───── INPUT FOR THIS TASK ─────

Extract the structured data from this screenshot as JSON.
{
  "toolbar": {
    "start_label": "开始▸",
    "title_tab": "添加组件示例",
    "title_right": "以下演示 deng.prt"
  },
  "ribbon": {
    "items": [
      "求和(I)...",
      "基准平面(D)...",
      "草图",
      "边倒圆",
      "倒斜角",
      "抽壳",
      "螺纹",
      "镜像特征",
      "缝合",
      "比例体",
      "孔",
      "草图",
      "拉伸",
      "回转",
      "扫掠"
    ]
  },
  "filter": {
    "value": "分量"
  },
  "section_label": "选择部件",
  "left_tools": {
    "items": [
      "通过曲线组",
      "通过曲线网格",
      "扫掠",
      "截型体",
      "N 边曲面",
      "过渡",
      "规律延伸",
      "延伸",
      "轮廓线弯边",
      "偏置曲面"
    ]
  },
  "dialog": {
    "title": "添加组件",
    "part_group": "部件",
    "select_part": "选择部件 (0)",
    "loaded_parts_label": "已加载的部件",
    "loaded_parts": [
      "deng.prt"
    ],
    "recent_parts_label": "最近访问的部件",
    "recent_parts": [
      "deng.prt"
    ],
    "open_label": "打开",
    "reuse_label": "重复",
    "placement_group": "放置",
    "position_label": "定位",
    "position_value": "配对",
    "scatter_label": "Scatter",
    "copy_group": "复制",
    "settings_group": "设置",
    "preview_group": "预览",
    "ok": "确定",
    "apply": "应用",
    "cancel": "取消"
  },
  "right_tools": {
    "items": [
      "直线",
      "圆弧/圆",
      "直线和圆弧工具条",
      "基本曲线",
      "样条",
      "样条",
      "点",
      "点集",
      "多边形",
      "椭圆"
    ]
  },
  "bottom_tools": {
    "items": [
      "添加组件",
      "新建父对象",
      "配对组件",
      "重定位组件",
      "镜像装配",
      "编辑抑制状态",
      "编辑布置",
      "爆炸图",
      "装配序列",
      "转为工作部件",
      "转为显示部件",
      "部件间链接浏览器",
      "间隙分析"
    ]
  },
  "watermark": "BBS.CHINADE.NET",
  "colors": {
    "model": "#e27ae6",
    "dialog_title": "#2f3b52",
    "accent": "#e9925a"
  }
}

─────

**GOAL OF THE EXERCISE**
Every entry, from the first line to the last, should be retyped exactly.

**OUTPUT OF THE EXERCISE**
Extract the structured data from this screenshot as JSON.
{
  "toolbar": {
    "start_label": "开始▸",
    "title_tab": "添加组件示例",
    "title_right": "以下演示 deng.prt"
  },
  "ribbon": {
    "items": [
      "求和(I)...",
      "基准平面(D)...",
      "草图",
      "边倒圆",
      "倒斜角",
      "抽壳",
      "螺纹",
      "镜像特征",
      "缝合",
      "比例体",
      "孔",
      "草图",
      "拉伸",
      "回转",
      "扫掠"
    ]
  },
  "filter": {
    "value": "分量"
  },
  "section_label": "选择部件",
  "left_tools": {
    "items": [
      "通过曲线组",
      "通过曲线网格",
      "扫掠",
      "截型体",
      "N 边曲面",
      "过渡",
      "规律延伸",
      "延伸",
      "轮廓线弯边",
      "偏置曲面"
    ]
  },
  "dialog": {
    "title": "添加组件",
    "part_group": "部件",
    "select_part": "选择部件 (0)",
    "loaded_parts_label": "已加载的部件",
    "loaded_parts": [
      "deng.prt"
    ],
    "recent_parts_label": "最近访问的部件",
    "recent_parts": [
      "deng.prt"
    ],
    "open_label": "打开",
    "reuse_label": "重复",
    "placement_group": "放置",
    "position_label": "定位",
    "position_value": "配对",
    "scatter_label": "Scatter",
    "copy_group": "复制",
    "settings_group": "设置",
    "preview_group": "预览",
    "ok": "确定",
    "apply": "应用",
    "cancel": "取消"
  },
  "right_tools": {
    "items": [
      "直线",
      "圆弧/圆",
      "直线和圆弧工具条",
      "基本曲线",
      "样条",
      "样条",
      "点",
      "点集",
      "多边形",
      "椭圆"
    ]
  },
  "bottom_tools": {
    "items": [
      "添加组件",
      "新建父对象",
      "配对组件",
      "重定位组件",
      "镜像装配",
      "编辑抑制状态",
      "编辑布置",
      "爆炸图",
      "装配序列",
      "转为工作部件",
      "转为显示部件",
      "部件间链接浏览器",
      "间隙分析"
    ]
  },
  "watermark": "BBS.CHINADE.NET",
  "colors": {
    "model": "#e27ae6",
    "dialog_title": "#2f3b52",
    "accent": "#e9925a"
  }
}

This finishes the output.